■ **Work order**
Each line of the listing that includes the string "icon" needs to be located and copied.
[[ Extracted data, beginning ]]
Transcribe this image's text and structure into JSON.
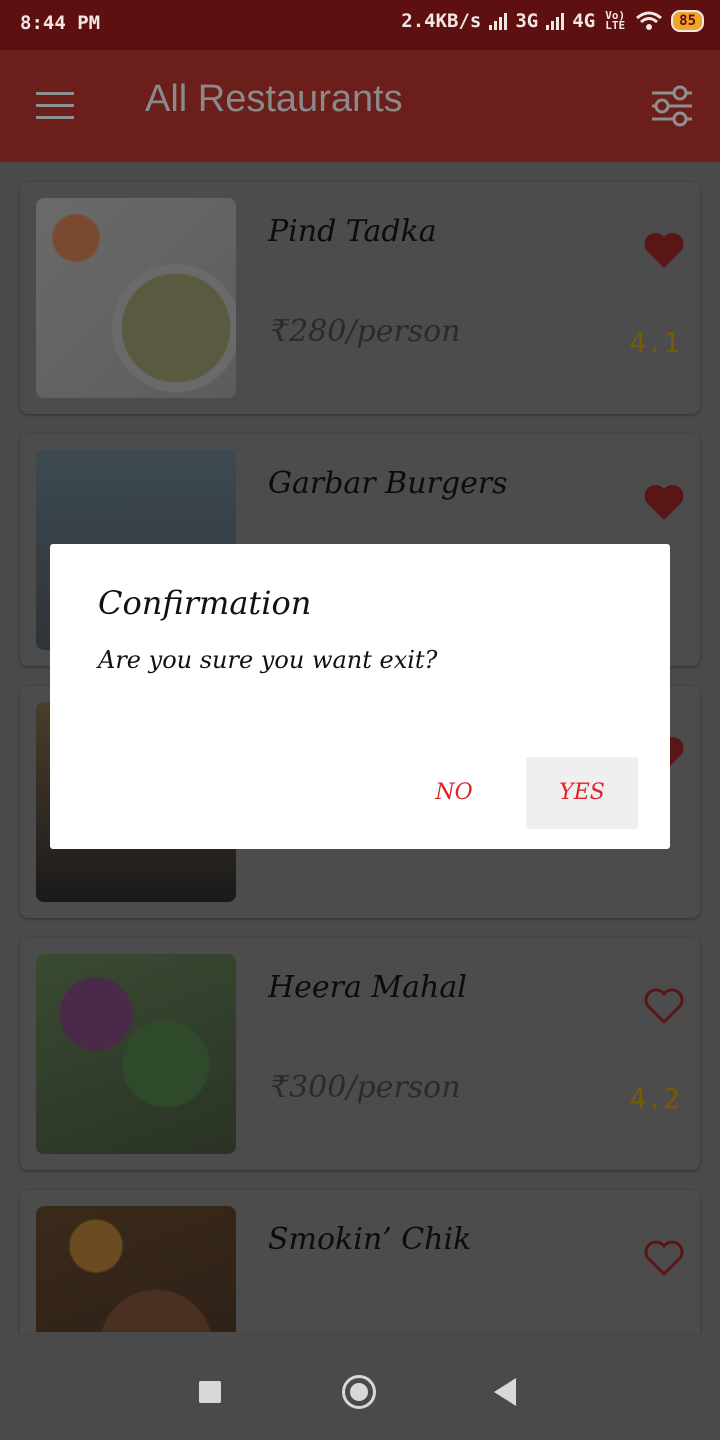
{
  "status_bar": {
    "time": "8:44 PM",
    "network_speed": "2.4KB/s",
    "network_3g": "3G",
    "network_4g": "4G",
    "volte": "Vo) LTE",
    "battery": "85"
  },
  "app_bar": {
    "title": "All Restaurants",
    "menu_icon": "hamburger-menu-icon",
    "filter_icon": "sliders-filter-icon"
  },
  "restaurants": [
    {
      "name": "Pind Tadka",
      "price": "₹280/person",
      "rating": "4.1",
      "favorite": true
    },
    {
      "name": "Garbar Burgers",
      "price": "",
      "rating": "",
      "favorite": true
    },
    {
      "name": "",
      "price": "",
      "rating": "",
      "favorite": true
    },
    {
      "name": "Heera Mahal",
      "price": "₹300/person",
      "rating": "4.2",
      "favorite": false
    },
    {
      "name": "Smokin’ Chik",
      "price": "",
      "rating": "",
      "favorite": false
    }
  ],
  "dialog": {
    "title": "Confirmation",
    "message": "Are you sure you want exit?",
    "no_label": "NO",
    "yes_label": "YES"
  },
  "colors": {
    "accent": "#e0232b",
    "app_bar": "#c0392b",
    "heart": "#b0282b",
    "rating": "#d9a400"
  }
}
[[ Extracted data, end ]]
■ **Solution to the problem**
    "menu_icon": "hamburger-menu-icon",
    "filter_icon": "sliders-filter-icon"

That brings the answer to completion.